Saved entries
---+---
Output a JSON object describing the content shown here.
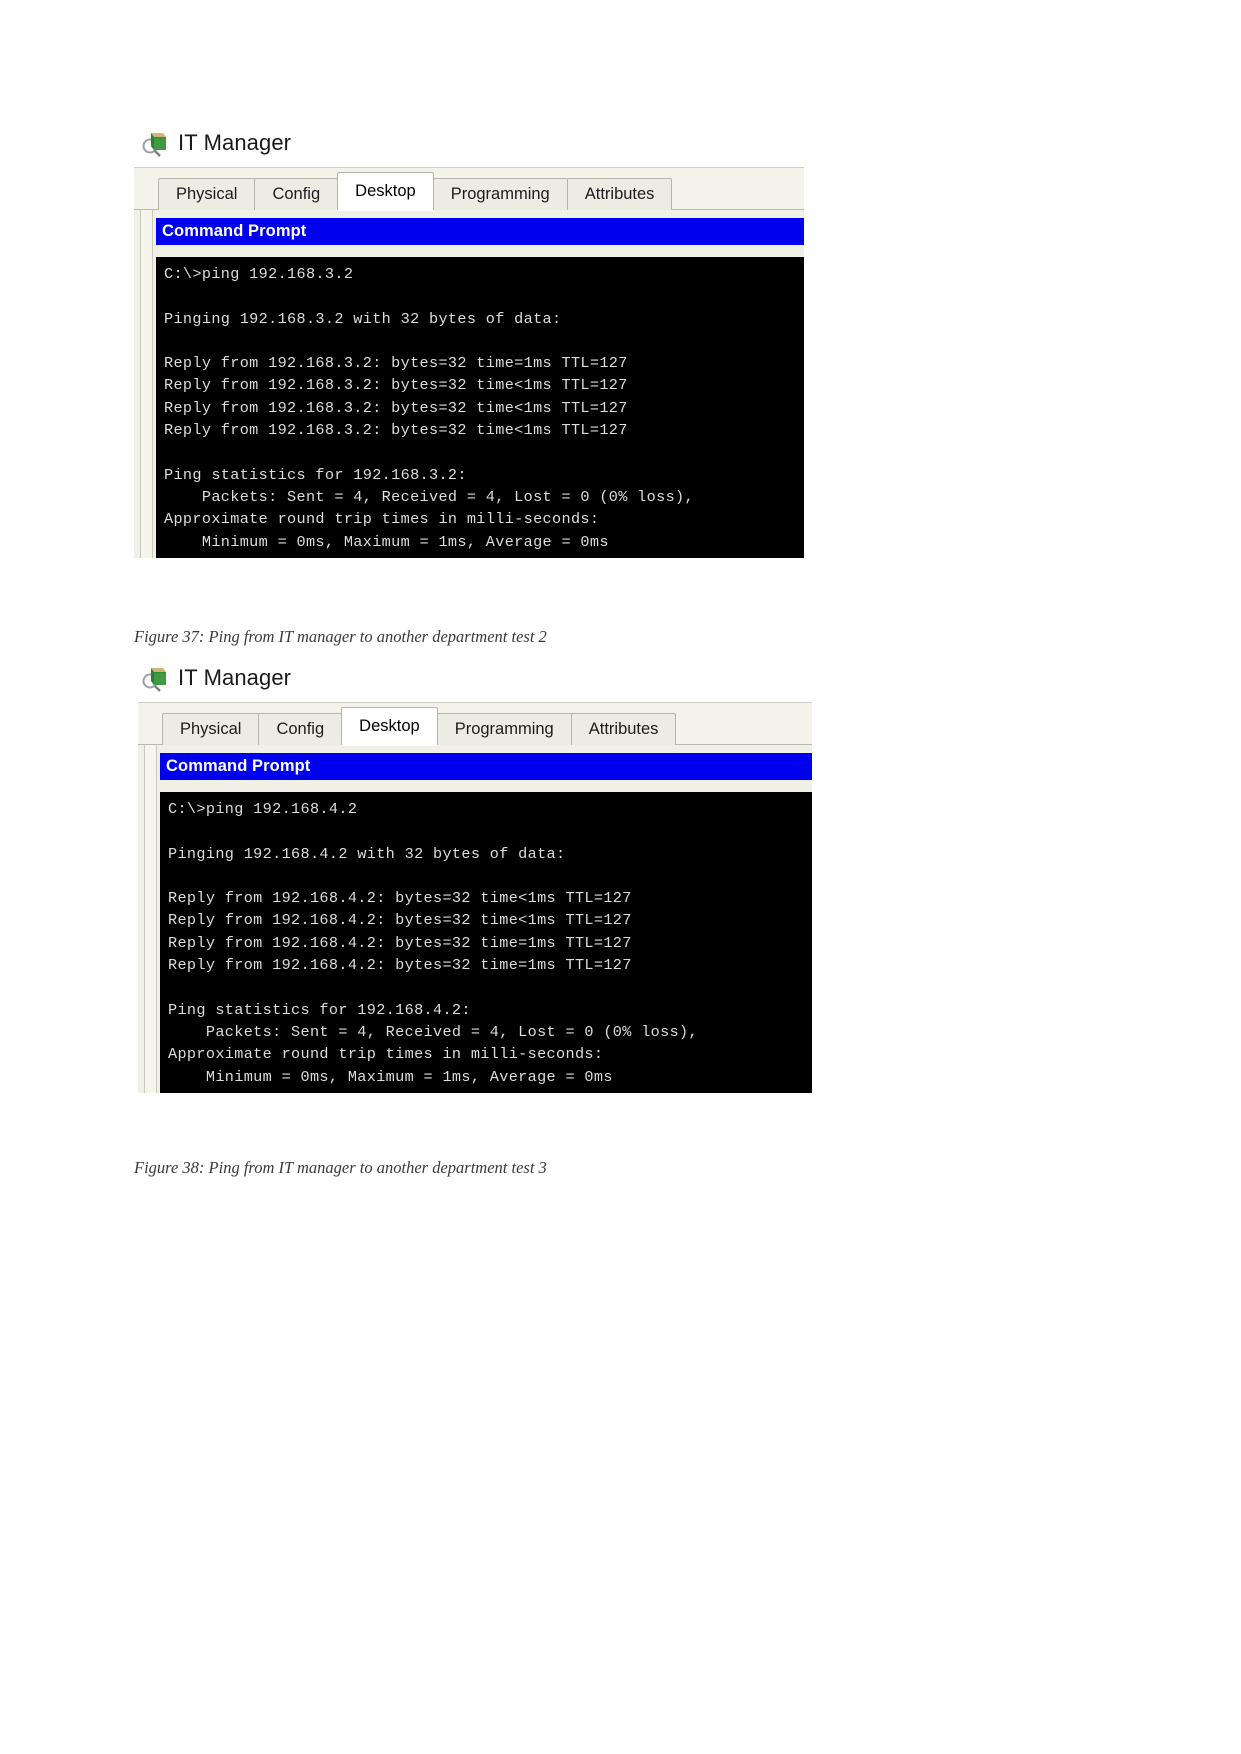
{
  "document": {
    "figures": [
      {
        "id": "figure-1",
        "window_title": "IT Manager",
        "icon": "pc-device-icon",
        "tabs": [
          {
            "label": "Physical",
            "active": false
          },
          {
            "label": "Config",
            "active": false
          },
          {
            "label": "Desktop",
            "active": true
          },
          {
            "label": "Programming",
            "active": false
          },
          {
            "label": "Attributes",
            "active": false
          }
        ],
        "app_title": "Command Prompt",
        "terminal_lines": [
          "C:\\>ping 192.168.3.2",
          "",
          "Pinging 192.168.3.2 with 32 bytes of data:",
          "",
          "Reply from 192.168.3.2: bytes=32 time=1ms TTL=127",
          "Reply from 192.168.3.2: bytes=32 time<1ms TTL=127",
          "Reply from 192.168.3.2: bytes=32 time<1ms TTL=127",
          "Reply from 192.168.3.2: bytes=32 time<1ms TTL=127",
          "",
          "Ping statistics for 192.168.3.2:",
          "    Packets: Sent = 4, Received = 4, Lost = 0 (0% loss),",
          "Approximate round trip times in milli-seconds:",
          "    Minimum = 0ms, Maximum = 1ms, Average = 0ms"
        ],
        "caption": "Figure 37: Ping from IT manager to another department test 2"
      },
      {
        "id": "figure-2",
        "window_title": "IT Manager",
        "icon": "pc-device-icon",
        "tabs": [
          {
            "label": "Physical",
            "active": false
          },
          {
            "label": "Config",
            "active": false
          },
          {
            "label": "Desktop",
            "active": true
          },
          {
            "label": "Programming",
            "active": false
          },
          {
            "label": "Attributes",
            "active": false
          }
        ],
        "app_title": "Command Prompt",
        "terminal_lines": [
          "C:\\>ping 192.168.4.2",
          "",
          "Pinging 192.168.4.2 with 32 bytes of data:",
          "",
          "Reply from 192.168.4.2: bytes=32 time<1ms TTL=127",
          "Reply from 192.168.4.2: bytes=32 time<1ms TTL=127",
          "Reply from 192.168.4.2: bytes=32 time=1ms TTL=127",
          "Reply from 192.168.4.2: bytes=32 time=1ms TTL=127",
          "",
          "Ping statistics for 192.168.4.2:",
          "    Packets: Sent = 4, Received = 4, Lost = 0 (0% loss),",
          "Approximate round trip times in milli-seconds:",
          "    Minimum = 0ms, Maximum = 1ms, Average = 0ms"
        ],
        "caption": "Figure 38: Ping from IT manager to another department test 3"
      }
    ]
  },
  "colors": {
    "cmd_titlebar_bg": "#0000ee",
    "cmd_titlebar_fg": "#ffffff",
    "terminal_bg": "#000000",
    "terminal_fg": "#dcdcdc",
    "window_chrome": "#f0f0e8",
    "tab_active_bg": "#ffffff"
  }
}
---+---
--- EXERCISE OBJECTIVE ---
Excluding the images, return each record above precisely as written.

--- TASK OUTPUT ---
Output a JSON object describing the content shown here.
{
  "document": {
    "figures": [
      {
        "id": "figure-1",
        "window_title": "IT Manager",
        "icon": "pc-device-icon",
        "tabs": [
          {
            "label": "Physical",
            "active": false
          },
          {
            "label": "Config",
            "active": false
          },
          {
            "label": "Desktop",
            "active": true
          },
          {
            "label": "Programming",
            "active": false
          },
          {
            "label": "Attributes",
            "active": false
          }
        ],
        "app_title": "Command Prompt",
        "terminal_lines": [
          "C:\\>ping 192.168.3.2",
          "",
          "Pinging 192.168.3.2 with 32 bytes of data:",
          "",
          "Reply from 192.168.3.2: bytes=32 time=1ms TTL=127",
          "Reply from 192.168.3.2: bytes=32 time<1ms TTL=127",
          "Reply from 192.168.3.2: bytes=32 time<1ms TTL=127",
          "Reply from 192.168.3.2: bytes=32 time<1ms TTL=127",
          "",
          "Ping statistics for 192.168.3.2:",
          "    Packets: Sent = 4, Received = 4, Lost = 0 (0% loss),",
          "Approximate round trip times in milli-seconds:",
          "    Minimum = 0ms, Maximum = 1ms, Average = 0ms"
        ],
        "caption": "Figure 37: Ping from IT manager to another department test 2"
      },
      {
        "id": "figure-2",
        "window_title": "IT Manager",
        "icon": "pc-device-icon",
        "tabs": [
          {
            "label": "Physical",
            "active": false
          },
          {
            "label": "Config",
            "active": false
          },
          {
            "label": "Desktop",
            "active": true
          },
          {
            "label": "Programming",
            "active": false
          },
          {
            "label": "Attributes",
            "active": false
          }
        ],
        "app_title": "Command Prompt",
        "terminal_lines": [
          "C:\\>ping 192.168.4.2",
          "",
          "Pinging 192.168.4.2 with 32 bytes of data:",
          "",
          "Reply from 192.168.4.2: bytes=32 time<1ms TTL=127",
          "Reply from 192.168.4.2: bytes=32 time<1ms TTL=127",
          "Reply from 192.168.4.2: bytes=32 time=1ms TTL=127",
          "Reply from 192.168.4.2: bytes=32 time=1ms TTL=127",
          "",
          "Ping statistics for 192.168.4.2:",
          "    Packets: Sent = 4, Received = 4, Lost = 0 (0% loss),",
          "Approximate round trip times in milli-seconds:",
          "    Minimum = 0ms, Maximum = 1ms, Average = 0ms"
        ],
        "caption": "Figure 38: Ping from IT manager to another department test 3"
      }
    ]
  },
  "colors": {
    "cmd_titlebar_bg": "#0000ee",
    "cmd_titlebar_fg": "#ffffff",
    "terminal_bg": "#000000",
    "terminal_fg": "#dcdcdc",
    "window_chrome": "#f0f0e8",
    "tab_active_bg": "#ffffff"
  }
}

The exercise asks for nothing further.